Top of LISTED RECORDS

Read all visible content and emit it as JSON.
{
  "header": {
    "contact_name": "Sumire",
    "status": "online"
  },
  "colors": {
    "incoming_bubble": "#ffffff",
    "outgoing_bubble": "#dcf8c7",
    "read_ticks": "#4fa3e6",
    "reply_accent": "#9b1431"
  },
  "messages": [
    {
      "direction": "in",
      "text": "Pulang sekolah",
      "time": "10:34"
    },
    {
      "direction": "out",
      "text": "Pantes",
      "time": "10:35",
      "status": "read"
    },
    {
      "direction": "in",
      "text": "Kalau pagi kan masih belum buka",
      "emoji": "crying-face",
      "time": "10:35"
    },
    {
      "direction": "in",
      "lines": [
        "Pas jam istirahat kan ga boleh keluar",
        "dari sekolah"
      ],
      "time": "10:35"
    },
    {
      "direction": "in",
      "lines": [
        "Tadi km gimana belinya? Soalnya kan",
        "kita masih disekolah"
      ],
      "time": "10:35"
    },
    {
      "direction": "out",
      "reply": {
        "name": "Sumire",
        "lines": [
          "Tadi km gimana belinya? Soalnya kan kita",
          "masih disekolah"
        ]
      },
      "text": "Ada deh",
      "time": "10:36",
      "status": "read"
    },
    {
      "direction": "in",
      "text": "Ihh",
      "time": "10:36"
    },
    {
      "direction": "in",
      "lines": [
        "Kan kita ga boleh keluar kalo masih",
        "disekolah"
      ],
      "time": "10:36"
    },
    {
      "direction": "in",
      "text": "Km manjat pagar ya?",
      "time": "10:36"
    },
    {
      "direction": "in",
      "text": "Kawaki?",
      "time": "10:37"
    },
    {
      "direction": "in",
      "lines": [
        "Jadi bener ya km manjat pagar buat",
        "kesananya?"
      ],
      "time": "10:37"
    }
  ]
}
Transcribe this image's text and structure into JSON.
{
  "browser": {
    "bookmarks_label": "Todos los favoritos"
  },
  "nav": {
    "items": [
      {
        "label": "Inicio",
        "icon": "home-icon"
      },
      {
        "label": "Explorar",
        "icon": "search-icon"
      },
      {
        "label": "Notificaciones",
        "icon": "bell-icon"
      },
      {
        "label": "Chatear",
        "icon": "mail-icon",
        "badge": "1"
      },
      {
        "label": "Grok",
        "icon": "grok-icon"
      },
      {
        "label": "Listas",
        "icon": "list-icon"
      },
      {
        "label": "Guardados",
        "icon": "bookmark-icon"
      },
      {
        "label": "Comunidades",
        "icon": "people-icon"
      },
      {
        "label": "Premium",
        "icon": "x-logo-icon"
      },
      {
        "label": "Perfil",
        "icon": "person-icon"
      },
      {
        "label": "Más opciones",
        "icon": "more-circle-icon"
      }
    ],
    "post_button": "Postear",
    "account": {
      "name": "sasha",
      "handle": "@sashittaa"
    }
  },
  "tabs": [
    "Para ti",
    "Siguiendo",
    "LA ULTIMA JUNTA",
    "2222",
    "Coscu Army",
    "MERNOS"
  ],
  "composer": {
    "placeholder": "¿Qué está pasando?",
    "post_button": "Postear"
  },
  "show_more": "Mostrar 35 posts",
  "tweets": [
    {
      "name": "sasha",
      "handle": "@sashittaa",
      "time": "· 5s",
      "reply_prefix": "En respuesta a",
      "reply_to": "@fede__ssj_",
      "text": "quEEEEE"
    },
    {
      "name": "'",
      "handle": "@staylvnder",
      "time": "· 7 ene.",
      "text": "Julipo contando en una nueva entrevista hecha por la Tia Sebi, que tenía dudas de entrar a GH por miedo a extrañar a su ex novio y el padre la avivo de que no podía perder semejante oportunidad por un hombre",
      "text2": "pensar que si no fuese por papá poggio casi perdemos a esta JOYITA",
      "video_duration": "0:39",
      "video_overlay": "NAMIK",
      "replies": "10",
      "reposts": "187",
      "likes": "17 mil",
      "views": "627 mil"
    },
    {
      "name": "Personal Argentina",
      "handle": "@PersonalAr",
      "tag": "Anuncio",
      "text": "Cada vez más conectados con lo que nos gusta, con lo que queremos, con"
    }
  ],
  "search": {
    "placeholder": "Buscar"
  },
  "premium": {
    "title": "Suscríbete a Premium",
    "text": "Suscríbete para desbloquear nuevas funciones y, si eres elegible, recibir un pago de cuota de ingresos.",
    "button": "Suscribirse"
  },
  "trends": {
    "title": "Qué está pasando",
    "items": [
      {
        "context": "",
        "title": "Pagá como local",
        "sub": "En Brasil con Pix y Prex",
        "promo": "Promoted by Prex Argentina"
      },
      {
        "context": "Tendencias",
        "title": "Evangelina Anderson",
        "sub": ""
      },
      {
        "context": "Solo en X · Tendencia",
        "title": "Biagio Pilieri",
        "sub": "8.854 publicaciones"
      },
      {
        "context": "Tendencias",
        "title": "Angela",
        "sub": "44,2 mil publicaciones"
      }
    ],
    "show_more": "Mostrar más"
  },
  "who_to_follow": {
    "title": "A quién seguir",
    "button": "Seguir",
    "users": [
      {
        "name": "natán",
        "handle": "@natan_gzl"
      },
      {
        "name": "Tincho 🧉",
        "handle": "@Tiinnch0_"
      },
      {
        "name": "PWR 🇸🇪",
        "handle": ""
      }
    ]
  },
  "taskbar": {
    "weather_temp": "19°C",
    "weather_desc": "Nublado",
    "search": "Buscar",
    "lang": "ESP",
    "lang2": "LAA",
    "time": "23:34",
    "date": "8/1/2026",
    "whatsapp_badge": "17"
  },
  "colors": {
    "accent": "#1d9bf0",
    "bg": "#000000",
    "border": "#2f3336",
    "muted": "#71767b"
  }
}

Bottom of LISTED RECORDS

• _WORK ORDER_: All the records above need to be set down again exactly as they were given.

• _ANSWER SECTION_:
Read all visible content and emit it as JSON.
{
  "header": {
    "contact_name": "Sumire",
    "status": "online"
  },
  "colors": {
    "incoming_bubble": "#ffffff",
    "outgoing_bubble": "#dcf8c7",
    "read_ticks": "#4fa3e6",
    "reply_accent": "#9b1431"
  },
  "messages": [
    {
      "direction": "in",
      "text": "Pulang sekolah",
      "time": "10:34"
    },
    {
      "direction": "out",
      "text": "Pantes",
      "time": "10:35",
      "status": "read"
    },
    {
      "direction": "in",
      "text": "Kalau pagi kan masih belum buka",
      "emoji": "crying-face",
      "time": "10:35"
    },
    {
      "direction": "in",
      "lines": [
        "Pas jam istirahat kan ga boleh keluar",
        "dari sekolah"
      ],
      "time": "10:35"
    },
    {
      "direction": "in",
      "lines": [
        "Tadi km gimana belinya? Soalnya kan",
        "kita masih disekolah"
      ],
      "time": "10:35"
    },
    {
      "direction": "out",
      "reply": {
        "name": "Sumire",
        "lines": [
          "Tadi km gimana belinya? Soalnya kan kita",
          "masih disekolah"
        ]
      },
      "text": "Ada deh",
      "time": "10:36",
      "status": "read"
    },
    {
      "direction": "in",
      "text": "Ihh",
      "time": "10:36"
    },
    {
      "direction": "in",
      "lines": [
        "Kan kita ga boleh keluar kalo masih",
        "disekolah"
      ],
      "time": "10:36"
    },
    {
      "direction": "in",
      "text": "Km manjat pagar ya?",
      "time": "10:36"
    },
    {
      "direction": "in",
      "text": "Kawaki?",
      "time": "10:37"
    },
    {
      "direction": "in",
      "lines": [
        "Jadi bener ya km manjat pagar buat",
        "kesananya?"
      ],
      "time": "10:37"
    }
  ]
}
Transcribe this image's text and structure into JSON.
{
  "browser": {
    "bookmarks_label": "Todos los favoritos"
  },
  "nav": {
    "items": [
      {
        "label": "Inicio",
        "icon": "home-icon"
      },
      {
        "label": "Explorar",
        "icon": "search-icon"
      },
      {
        "label": "Notificaciones",
        "icon": "bell-icon"
      },
      {
        "label": "Chatear",
        "icon": "mail-icon",
        "badge": "1"
      },
      {
        "label": "Grok",
        "icon": "grok-icon"
      },
      {
        "label": "Listas",
        "icon": "list-icon"
      },
      {
        "label": "Guardados",
        "icon": "bookmark-icon"
      },
      {
        "label": "Comunidades",
        "icon": "people-icon"
      },
      {
        "label": "Premium",
        "icon": "x-logo-icon"
      },
      {
        "label": "Perfil",
        "icon": "person-icon"
      },
      {
        "label": "Más opciones",
        "icon": "more-circle-icon"
      }
    ],
    "post_button": "Postear",
    "account": {
      "name": "sasha",
      "handle": "@sashittaa"
    }
  },
  "tabs": [
    "Para ti",
    "Siguiendo",
    "LA ULTIMA JUNTA",
    "2222",
    "Coscu Army",
    "MERNOS"
  ],
  "composer": {
    "placeholder": "¿Qué está pasando?",
    "post_button": "Postear"
  },
  "show_more": "Mostrar 35 posts",
  "tweets": [
    {
      "name": "sasha",
      "handle": "@sashittaa",
      "time": "· 5s",
      "reply_prefix": "En respuesta a",
      "reply_to": "@fede__ssj_",
      "text": "quEEEEE"
    },
    {
      "name": "'",
      "handle": "@staylvnder",
      "time": "· 7 ene.",
      "text": "Julipo contando en una nueva entrevista hecha por la Tia Sebi, que tenía dudas de entrar a GH por miedo a extrañar a su ex novio y el padre la avivo de que no podía perder semejante oportunidad por un hombre",
      "text2": "pensar que si no fuese por papá poggio casi perdemos a esta JOYITA",
      "video_duration": "0:39",
      "video_overlay": "NAMIK",
      "replies": "10",
      "reposts": "187",
      "likes": "17 mil",
      "views": "627 mil"
    },
    {
      "name": "Personal Argentina",
      "handle": "@PersonalAr",
      "tag": "Anuncio",
      "text": "Cada vez más conectados con lo que nos gusta, con lo que queremos, con"
    }
  ],
  "search": {
    "placeholder": "Buscar"
  },
  "premium": {
    "title": "Suscríbete a Premium",
    "text": "Suscríbete para desbloquear nuevas funciones y, si eres elegible, recibir un pago de cuota de ingresos.",
    "button": "Suscribirse"
  },
  "trends": {
    "title": "Qué está pasando",
    "items": [
      {
        "context": "",
        "title": "Pagá como local",
        "sub": "En Brasil con Pix y Prex",
        "promo": "Promoted by Prex Argentina"
      },
      {
        "context": "Tendencias",
        "title": "Evangelina Anderson",
        "sub": ""
      },
      {
        "context": "Solo en X · Tendencia",
        "title": "Biagio Pilieri",
        "sub": "8.854 publicaciones"
      },
      {
        "context": "Tendencias",
        "title": "Angela",
        "sub": "44,2 mil publicaciones"
      }
    ],
    "show_more": "Mostrar más"
  },
  "who_to_follow": {
    "title": "A quién seguir",
    "button": "Seguir",
    "users": [
      {
        "name": "natán",
        "handle": "@natan_gzl"
      },
      {
        "name": "Tincho 🧉",
        "handle": "@Tiinnch0_"
      },
      {
        "name": "PWR 🇸🇪",
        "handle": ""
      }
    ]
  },
  "taskbar": {
    "weather_temp": "19°C",
    "weather_desc": "Nublado",
    "search": "Buscar",
    "lang": "ESP",
    "lang2": "LAA",
    "time": "23:34",
    "date": "8/1/2026",
    "whatsapp_badge": "17"
  },
  "colors": {
    "accent": "#1d9bf0",
    "bg": "#000000",
    "border": "#2f3336",
    "muted": "#71767b"
  }
}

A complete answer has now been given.